- Because a lot of us were already raised this way, by parents raised in a similar way, we are culturally sliding off the proverbial cliff of our skewed foundations. The further we get from our natural selves, the more difficult it becomes to access the part of us that knows what to do for (and with) our children. As a culture, and a species, I don’t think this will prove beneficial in either the short or long run.
See why I said, up there, that it stinks?

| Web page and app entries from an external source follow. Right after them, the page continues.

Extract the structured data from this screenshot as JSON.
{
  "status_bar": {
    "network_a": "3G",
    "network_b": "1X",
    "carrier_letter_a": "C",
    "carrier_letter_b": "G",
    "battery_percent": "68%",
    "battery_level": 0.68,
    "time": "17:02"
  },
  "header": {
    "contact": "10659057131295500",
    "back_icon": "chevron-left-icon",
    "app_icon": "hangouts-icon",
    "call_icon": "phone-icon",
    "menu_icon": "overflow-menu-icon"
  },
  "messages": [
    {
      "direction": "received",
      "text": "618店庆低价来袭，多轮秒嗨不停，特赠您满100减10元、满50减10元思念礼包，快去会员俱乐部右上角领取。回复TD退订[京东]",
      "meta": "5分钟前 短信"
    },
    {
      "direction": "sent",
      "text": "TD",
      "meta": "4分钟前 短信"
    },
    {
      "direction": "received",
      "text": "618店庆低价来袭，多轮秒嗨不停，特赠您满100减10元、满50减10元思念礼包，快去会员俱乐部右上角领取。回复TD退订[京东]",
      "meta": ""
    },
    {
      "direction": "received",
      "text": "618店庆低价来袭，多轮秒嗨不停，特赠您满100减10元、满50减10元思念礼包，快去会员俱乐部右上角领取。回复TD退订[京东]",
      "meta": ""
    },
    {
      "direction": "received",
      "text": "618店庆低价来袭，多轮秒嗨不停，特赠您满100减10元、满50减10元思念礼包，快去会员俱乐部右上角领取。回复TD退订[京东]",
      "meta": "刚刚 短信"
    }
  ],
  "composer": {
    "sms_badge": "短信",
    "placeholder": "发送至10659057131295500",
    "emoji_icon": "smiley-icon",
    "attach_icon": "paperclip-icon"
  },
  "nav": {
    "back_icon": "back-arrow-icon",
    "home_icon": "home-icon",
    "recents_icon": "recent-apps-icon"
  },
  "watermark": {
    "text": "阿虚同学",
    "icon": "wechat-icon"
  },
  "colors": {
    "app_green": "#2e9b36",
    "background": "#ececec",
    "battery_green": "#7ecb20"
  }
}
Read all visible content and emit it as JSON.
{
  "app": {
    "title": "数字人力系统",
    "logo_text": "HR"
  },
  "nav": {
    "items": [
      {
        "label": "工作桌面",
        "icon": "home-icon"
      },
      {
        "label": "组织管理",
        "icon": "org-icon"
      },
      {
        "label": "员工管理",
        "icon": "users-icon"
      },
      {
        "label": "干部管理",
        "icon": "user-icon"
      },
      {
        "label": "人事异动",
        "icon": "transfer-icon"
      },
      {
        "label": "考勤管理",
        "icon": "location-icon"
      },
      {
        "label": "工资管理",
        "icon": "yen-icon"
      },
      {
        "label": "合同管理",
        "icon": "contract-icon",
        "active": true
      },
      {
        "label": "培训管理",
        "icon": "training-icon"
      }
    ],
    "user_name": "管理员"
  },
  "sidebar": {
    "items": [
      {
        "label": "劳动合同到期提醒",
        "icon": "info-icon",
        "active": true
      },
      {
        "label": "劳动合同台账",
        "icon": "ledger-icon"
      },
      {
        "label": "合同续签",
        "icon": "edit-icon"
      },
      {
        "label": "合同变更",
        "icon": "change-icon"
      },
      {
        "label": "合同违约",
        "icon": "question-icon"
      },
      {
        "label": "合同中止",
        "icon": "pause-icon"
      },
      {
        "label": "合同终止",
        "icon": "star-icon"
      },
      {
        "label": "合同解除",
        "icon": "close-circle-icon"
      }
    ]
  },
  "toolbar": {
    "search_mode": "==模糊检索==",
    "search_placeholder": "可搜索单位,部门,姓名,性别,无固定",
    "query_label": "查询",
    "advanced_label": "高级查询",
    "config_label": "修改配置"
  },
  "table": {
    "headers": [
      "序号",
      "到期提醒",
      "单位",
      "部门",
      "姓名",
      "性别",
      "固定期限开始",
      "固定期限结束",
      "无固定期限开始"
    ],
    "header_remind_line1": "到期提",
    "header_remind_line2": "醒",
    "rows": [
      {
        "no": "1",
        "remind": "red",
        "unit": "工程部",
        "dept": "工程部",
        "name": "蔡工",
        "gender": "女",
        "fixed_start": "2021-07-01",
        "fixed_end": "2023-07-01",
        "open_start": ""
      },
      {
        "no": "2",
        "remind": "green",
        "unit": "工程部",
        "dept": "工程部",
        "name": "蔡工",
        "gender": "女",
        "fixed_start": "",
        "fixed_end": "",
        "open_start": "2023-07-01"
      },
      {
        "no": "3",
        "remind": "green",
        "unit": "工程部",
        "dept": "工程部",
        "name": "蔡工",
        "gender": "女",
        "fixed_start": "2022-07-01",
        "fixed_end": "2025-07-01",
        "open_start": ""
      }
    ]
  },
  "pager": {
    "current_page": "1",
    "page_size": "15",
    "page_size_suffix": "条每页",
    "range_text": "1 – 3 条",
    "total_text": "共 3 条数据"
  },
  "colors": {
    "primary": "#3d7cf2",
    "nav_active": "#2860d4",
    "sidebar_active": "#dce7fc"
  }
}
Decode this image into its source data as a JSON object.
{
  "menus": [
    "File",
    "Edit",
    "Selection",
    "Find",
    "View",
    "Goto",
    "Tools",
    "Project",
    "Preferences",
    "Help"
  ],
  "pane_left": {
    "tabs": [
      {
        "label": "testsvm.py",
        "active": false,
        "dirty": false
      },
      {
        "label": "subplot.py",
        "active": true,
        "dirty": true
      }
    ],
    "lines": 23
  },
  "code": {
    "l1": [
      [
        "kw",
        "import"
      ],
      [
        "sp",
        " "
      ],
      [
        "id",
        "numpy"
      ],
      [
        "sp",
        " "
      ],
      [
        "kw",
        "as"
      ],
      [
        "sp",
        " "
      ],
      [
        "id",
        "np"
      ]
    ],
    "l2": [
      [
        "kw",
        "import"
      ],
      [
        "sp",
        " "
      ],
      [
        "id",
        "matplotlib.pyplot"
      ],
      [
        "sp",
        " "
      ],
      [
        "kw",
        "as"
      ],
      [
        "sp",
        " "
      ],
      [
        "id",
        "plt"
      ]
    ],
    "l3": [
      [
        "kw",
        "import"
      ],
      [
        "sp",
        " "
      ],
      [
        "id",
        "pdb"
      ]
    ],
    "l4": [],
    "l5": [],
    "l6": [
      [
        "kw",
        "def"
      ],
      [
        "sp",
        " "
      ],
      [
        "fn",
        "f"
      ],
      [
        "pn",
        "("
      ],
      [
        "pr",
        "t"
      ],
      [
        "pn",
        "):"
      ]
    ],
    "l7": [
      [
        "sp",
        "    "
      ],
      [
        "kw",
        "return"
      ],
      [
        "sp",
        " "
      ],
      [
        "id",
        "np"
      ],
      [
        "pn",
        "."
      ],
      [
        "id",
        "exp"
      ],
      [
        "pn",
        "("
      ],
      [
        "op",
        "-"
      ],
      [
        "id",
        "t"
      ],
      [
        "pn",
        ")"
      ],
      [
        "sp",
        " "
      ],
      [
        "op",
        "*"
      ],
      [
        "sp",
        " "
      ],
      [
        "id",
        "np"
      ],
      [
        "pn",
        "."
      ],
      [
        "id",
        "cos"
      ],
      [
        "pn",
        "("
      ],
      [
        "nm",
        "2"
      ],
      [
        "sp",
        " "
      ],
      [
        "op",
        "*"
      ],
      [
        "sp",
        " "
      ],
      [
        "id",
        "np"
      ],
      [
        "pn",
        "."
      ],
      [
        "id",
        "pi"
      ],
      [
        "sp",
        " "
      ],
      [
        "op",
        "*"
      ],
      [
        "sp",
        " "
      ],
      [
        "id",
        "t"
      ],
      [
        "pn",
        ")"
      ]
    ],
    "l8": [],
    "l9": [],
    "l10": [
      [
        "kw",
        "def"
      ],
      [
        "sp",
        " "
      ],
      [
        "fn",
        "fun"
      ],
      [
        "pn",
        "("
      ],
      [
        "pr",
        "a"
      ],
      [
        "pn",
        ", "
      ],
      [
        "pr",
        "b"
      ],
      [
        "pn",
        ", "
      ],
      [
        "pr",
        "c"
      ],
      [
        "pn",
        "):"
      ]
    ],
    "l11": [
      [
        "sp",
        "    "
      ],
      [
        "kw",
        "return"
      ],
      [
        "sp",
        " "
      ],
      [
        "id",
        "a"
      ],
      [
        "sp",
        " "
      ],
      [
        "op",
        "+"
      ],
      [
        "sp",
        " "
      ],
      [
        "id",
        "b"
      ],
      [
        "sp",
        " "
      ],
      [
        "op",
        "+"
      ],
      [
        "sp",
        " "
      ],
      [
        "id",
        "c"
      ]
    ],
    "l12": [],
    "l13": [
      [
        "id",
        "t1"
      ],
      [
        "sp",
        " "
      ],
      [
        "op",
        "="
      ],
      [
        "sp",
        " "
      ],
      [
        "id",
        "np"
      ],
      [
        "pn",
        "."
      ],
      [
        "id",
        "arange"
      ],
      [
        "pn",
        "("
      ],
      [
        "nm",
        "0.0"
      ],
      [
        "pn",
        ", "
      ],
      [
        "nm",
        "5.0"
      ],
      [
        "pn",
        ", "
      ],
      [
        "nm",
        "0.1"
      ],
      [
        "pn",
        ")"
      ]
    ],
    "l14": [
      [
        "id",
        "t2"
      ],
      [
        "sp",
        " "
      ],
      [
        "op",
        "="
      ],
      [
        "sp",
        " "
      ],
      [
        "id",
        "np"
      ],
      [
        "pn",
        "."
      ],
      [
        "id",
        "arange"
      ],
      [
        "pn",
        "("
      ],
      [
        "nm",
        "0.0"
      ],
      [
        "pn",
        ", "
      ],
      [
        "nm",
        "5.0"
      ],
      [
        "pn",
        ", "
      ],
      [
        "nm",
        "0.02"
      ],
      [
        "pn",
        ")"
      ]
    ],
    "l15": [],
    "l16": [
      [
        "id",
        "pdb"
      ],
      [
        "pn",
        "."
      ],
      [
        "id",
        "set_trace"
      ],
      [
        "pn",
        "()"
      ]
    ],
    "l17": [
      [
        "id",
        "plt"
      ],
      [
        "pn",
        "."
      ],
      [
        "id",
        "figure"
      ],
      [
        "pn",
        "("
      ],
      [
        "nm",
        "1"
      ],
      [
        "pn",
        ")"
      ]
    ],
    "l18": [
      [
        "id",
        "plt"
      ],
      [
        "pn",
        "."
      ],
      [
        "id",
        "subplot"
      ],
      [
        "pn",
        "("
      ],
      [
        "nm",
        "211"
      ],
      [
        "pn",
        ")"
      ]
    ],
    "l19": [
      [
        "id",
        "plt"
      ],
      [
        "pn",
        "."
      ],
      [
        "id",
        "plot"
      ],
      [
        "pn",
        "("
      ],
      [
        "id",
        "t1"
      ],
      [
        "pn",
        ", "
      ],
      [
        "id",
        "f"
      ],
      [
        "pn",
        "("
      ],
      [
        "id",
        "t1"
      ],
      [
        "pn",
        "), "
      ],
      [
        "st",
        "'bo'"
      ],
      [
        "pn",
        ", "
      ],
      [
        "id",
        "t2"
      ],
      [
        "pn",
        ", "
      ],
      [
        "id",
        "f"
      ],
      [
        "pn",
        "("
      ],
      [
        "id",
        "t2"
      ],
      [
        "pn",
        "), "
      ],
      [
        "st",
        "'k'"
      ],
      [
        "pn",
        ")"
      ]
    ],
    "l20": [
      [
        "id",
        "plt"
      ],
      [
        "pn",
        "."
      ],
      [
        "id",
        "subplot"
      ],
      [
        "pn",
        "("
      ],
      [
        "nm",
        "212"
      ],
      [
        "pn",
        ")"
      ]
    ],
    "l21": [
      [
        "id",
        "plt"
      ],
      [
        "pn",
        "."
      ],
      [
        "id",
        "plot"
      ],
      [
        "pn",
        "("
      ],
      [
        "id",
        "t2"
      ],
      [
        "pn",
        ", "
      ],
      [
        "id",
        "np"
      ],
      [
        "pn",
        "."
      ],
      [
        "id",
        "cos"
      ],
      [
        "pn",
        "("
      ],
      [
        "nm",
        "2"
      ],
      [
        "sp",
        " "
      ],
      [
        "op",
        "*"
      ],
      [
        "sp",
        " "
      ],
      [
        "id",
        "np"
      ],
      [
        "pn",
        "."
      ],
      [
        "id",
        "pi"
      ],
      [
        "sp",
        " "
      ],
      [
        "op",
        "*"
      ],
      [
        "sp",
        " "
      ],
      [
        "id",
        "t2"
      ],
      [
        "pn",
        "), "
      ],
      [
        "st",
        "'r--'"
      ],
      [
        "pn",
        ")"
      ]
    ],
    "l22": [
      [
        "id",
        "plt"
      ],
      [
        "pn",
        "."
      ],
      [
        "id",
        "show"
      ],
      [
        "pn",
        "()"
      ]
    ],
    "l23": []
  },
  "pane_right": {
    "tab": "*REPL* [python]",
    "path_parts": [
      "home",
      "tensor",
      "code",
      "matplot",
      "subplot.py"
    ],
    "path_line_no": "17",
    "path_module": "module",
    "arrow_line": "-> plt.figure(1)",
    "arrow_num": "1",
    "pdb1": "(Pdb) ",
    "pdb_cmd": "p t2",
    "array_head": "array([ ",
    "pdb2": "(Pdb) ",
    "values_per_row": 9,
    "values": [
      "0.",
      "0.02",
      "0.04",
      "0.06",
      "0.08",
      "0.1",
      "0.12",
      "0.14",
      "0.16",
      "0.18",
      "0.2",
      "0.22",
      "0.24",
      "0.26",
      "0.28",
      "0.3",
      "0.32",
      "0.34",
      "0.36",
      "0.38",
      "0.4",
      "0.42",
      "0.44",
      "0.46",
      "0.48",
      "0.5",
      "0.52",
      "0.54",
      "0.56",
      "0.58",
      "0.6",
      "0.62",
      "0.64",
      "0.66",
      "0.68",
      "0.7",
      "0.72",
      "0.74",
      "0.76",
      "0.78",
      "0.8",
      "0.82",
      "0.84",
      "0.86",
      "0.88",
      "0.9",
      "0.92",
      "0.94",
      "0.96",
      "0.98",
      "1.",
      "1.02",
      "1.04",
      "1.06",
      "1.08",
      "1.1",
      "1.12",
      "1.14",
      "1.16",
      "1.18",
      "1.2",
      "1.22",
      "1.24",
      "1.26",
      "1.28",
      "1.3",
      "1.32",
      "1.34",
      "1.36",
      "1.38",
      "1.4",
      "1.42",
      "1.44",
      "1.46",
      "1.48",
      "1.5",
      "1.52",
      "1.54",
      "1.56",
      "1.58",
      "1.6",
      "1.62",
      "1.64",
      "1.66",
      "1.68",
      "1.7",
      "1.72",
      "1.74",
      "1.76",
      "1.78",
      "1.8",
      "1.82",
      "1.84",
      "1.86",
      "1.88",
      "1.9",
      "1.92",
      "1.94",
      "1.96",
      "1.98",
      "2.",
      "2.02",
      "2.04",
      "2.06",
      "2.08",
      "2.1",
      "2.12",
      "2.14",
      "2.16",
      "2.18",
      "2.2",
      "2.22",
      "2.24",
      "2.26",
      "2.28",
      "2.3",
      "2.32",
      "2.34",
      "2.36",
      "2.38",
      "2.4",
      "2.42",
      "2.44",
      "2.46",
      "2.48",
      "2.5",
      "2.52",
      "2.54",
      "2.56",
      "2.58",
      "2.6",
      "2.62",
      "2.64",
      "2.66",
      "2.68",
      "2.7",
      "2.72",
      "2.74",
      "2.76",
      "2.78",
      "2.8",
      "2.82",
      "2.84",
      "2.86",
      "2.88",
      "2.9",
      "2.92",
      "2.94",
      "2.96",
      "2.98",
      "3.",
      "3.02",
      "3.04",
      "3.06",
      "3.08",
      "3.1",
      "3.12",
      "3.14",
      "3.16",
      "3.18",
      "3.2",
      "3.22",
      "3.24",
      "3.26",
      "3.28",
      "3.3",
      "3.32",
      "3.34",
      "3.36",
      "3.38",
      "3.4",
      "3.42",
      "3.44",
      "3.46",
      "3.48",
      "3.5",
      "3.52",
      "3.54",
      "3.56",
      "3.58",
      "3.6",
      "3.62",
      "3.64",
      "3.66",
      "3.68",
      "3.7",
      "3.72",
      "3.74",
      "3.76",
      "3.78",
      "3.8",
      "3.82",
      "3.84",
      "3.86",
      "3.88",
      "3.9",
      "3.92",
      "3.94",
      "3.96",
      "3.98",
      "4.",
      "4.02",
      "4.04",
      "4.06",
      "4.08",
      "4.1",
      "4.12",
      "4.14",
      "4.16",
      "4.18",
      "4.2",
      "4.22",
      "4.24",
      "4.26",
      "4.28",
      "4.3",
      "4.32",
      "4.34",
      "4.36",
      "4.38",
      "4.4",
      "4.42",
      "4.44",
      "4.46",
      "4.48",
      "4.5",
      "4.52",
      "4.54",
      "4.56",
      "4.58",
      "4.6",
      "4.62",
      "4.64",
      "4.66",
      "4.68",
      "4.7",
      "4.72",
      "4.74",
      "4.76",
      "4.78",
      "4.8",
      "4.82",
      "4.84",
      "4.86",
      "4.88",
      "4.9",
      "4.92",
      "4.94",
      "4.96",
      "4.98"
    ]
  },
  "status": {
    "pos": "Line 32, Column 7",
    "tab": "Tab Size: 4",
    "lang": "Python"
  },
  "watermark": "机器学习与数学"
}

Well, anyway — here’s a shout out to all of you doing your best to give your kids everything you can. Maybe you didn’t know much about what to do in giving birth, or with a newborn. Maybe you had to be back to work right after giving birth. Maybe you don’t get to be with your kids enough on any day because you have to work so much. Maybe you are so tired, that you can barely stay focused long enough to be with them the few short moments you have each day between everything else and sleep. Keep keeping on, dear friends. Keep giving those wonderful gems all the love you can fit into every single one of those moments.
(Ever wish you could start a parenting revolution?)